Since the beginnings of agriculture, we have understood that adding composted materials to the soil helps our crops grow. As time has gone on, we’ve peered though microscopes, seeing hidden worlds of life in our soils. We now know that dark rich compost is more than just rotten kitchen scraps and manure. Living in the humus, or non-living organic components, are bacteria and fungus physically and chemically breaking down plant matter. The humus also houses microscopic worms and protozoa competing for resources, eating each other, and in turn becoming another link in the food web. This soil food web is what creates the nutrients that plants require, and it forms healthy soil structure.
But there’s more… plants produce specific simple sugars in their roots (called exudates) that are chemical signals for the bacteria and fungus living in the soil. They are literally calling out to their environment asking for what they need. It might be a specific form of nitrogen, a bit of carbon, or some trace elements like calcium or magnesium. Incredibly, when the fungus (called mycorhizzae) receive (or eat) these signals, they go to work to bring the plant what they need.
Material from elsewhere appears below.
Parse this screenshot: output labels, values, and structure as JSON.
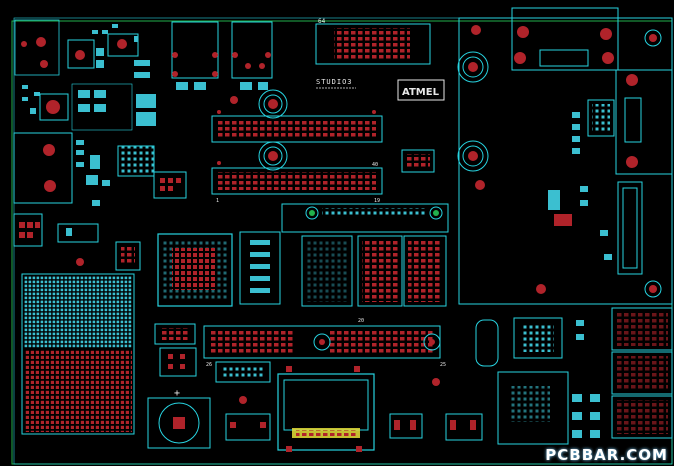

The fungal network can stretch for acres and acres, bringing nutrients to the plant from hundreds of feet away (and more!). It’s a system that soil scientists and ecologists are beginning to understand; however, they also realize they are just scraping the surface on how much communication and teamwork is really happening beneath our feet.
This is a video featuring Dr. Elaine Ingham discussing the importance of the soil food web, and the massive benefits of creating healthy living soil.